  • List all medications you take (prescription and non-prescription, including over-the-counter medications, vitamins, eye drops, etc.).
  • Practice what you want to say.
  • Check technology requirements. If you are using video telehealth and don’t have experience using video-conferencing technology on a computer, tablet, or smart phone, ask for help. If you have no one to help at home, contact your provider’s office well in advance to ask for clear instructions.
  • Limit background noise, including TVs, radios, and other devices but also people and pets.
  • Allow yourself 10–15 minutes before the telehealth call to collect your thoughts.
  • For privacy, consider using headphones during the call.

Telehealth Visit

  • Summarize your condition, list all symptoms, and explain your concerns.
  • Share any changes in your medical history and any major life changes.
  • Provide any vital signs that you can, such as blood pressure, pulse and/or temperature.
  • After your doctor tells you something, repeat it back in your own words.
  • Take notes and ask questions such as:
    • What are the risks/benefits of treatment?
    • Are there other ways to treat this?
    • Will insurance pay?
    • Will I need medication?
  • Agree on the treatment plan and any additional tests/medications.
  • Ask your doctor for resources and about follow-up visits.

As with any healthcare provider visit, it is ideal if you can have a friend or family member by your side. That person can be responsible for taking notes so that you can focus fully on your conversation with your healthcare provider.

End of visit

  • Do I know the diagnosis?
  • Will I need any additional medical treatment or follow-up tests?
  • Do I need a medication change or a new prescription?
  • What action(s) can I take to get better?
  • What action(s) do I take if the symptoms continue?
  • How can I access the information/treatment plan from today’s appointment?

Information on Face Coverings for Deaf, Hard of Hearing, and Blind Community Members (Public Health—Seattle & King County) includes special tips on preparing for a health care appointment if you cannot hear or see.

In addition, the Northwest ADA Center offers a wealth of information about healthcare access for individuals with disabilities (click here).

Two good articles about preparing for a telehealth visit were provided by Madge Kaplan at the Institute for Healthcare Improvement (IHI), an organization that continuously works to improve the health of individuals and populations:
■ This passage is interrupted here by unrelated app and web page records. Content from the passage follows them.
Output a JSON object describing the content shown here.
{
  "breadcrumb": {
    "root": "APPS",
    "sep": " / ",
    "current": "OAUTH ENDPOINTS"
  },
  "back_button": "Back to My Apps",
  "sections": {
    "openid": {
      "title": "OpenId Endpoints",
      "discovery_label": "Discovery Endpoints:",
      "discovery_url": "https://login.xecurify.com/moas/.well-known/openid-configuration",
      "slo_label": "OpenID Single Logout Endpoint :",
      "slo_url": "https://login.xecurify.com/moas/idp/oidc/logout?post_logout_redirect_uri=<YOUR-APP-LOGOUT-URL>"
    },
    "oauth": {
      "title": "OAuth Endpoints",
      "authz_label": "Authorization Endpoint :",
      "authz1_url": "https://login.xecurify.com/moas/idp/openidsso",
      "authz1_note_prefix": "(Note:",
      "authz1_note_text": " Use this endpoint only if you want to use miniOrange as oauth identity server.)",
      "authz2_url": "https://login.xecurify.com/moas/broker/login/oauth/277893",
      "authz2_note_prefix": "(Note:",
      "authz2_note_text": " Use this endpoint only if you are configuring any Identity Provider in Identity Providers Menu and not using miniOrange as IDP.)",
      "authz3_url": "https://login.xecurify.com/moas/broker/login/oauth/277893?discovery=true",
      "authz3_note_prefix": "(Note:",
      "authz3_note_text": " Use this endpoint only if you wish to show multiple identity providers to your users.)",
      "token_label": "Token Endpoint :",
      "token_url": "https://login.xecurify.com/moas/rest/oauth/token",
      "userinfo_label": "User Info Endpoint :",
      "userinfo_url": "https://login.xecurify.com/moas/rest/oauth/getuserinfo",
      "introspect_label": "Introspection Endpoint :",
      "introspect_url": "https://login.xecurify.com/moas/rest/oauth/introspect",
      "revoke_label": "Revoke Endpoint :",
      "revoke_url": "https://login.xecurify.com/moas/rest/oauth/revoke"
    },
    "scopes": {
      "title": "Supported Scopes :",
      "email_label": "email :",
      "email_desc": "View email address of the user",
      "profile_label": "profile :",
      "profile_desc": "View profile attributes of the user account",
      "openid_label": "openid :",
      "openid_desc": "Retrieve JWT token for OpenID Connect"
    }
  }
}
Contributor Mary Pat O’Leary, RN, BSN is a planner at Aging and Disability Services, the Area Agency on Aging for Seattle-King County.

This article originally appeared in the August 2020 issue of AgeWise King County.